For the past three days I have held a steady fever of 99 – 100 F, which this afternoon started to fade. Not feeling too awful, yet not quite alive either, I run up and down to our daughter’s desire. I can feel a small bump in my left breast, which hurts and stinging burning sensation when milk rushes through. Thanks to Google I know that what I have is called mastitis and that with some heat, massaging and pumping it will go away. If the fever persists and the pain increases, then I must see a doctor who will probably prescribe antibiotics for a week. If the seven days go by and my symptoms continue, I will painfully go deeper into the american healthcare system and get my boob and wallet drained.
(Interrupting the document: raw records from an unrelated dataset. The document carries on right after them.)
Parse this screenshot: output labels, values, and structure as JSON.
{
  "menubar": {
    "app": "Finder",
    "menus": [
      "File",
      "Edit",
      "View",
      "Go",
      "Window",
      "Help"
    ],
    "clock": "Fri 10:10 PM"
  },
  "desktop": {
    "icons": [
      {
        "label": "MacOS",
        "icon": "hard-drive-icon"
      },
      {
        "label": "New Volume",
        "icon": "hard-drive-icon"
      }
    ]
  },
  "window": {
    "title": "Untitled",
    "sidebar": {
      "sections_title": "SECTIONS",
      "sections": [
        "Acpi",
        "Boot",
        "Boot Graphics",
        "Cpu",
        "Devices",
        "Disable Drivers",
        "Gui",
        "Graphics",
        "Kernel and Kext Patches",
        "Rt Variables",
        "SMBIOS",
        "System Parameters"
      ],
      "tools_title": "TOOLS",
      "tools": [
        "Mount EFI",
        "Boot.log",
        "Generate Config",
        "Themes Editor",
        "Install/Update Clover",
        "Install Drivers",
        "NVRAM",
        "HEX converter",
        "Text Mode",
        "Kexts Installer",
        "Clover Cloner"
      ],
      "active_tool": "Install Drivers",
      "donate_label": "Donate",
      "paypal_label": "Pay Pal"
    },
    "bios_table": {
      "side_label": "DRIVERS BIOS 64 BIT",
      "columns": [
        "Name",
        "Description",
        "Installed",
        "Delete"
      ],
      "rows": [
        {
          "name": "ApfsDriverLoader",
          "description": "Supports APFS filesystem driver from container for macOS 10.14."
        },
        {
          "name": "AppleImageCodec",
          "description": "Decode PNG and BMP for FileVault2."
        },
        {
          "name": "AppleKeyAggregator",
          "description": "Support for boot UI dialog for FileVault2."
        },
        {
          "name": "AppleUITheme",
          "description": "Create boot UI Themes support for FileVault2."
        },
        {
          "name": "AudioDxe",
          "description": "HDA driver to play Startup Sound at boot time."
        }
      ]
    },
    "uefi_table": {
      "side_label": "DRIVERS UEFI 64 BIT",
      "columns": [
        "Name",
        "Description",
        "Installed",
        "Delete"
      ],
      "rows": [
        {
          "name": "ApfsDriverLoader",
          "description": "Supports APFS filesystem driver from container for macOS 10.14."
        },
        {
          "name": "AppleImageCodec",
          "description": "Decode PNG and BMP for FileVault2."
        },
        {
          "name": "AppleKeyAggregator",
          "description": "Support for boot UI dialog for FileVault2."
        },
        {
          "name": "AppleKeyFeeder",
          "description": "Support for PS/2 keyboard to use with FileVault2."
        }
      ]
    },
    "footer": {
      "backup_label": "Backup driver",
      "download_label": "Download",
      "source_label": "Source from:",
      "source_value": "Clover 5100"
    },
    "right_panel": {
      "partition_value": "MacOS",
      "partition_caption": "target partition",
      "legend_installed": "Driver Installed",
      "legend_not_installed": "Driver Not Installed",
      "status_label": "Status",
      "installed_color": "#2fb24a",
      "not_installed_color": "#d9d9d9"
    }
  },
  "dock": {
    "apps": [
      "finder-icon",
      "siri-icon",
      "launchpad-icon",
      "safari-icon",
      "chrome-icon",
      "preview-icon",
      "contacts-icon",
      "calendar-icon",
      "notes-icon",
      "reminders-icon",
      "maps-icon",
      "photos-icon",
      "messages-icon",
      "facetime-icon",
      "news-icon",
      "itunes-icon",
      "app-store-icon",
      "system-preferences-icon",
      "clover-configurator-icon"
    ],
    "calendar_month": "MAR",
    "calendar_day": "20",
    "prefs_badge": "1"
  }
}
Fortunately, I am already feeling better and none of the latter interventions will be needed. Yet, I know about them because of the internet. As I browse around 20 websites containing valuable information about mastitis, I wonder what do young isolated mothers around the world do when they get this painful, warm lump in their breast and a high fever – out of the blue? How do they know not to panic? How do they know that breastfeeding more often is the answer, regardless of pain intuition?
In many villages I imagine that elder women can aid the new mother. But with the poor job most of the world does at educating women about their own biology and reproductive health, I bet many are at a loss. I often think about women when I am in pain. How do new moms around the world deal with childbirth – I am not thinking of those with access to an epidural, scheduled c-sections, etc. My mind wonders to huts in remote places, where medical assistance is almost none existent. Who briefs those child brides of the pain that they are about to endure as their child cruises through their tiny pelvis? Who helps them get a good latch on those first few days of their baby’s life?
A common statistic on maternal mortality states that a woman dies of childbirth every 20 seconds. I revisited this post three time during the last week, writing whenever I had time. On average I spent about 20 min each time, from the moment I began writing this post to the moment I finished typing about 180 women died and left an orphaned child behind, if the baby survived. That is crazy to me! How can we live in a world where so many mothers die from childbirth?
According to the World Health Organization (WHO), each year about 100,000 women are affected by obstetric fistula, a hole in the birth canal that commonly develops when there is obstructed labour. This is commonly seen in women who did not have access to a medical facility to conduct an emergency c-section, it is also found in child-brides whose pelvis are not wide enough for the baby’s head and (on another note) women who have been brutally raped (which is commonly used as a weapon of war an unfortunately endemic in part of the world). That is 274 woman a day that will now most likely experience social segregation, due to their newly constant incontinence and smell. How do they cope with the incredible stinging that, I imagine, arises from having poop drain through your uterus lining?
At the end, these are all statistics. Behind each number lies a woman and for every woman counted there are countless others whose stories have yet been included into yet another annual report.
So there you have it… a stress point in my life… global women’s health and empowerment – my passion.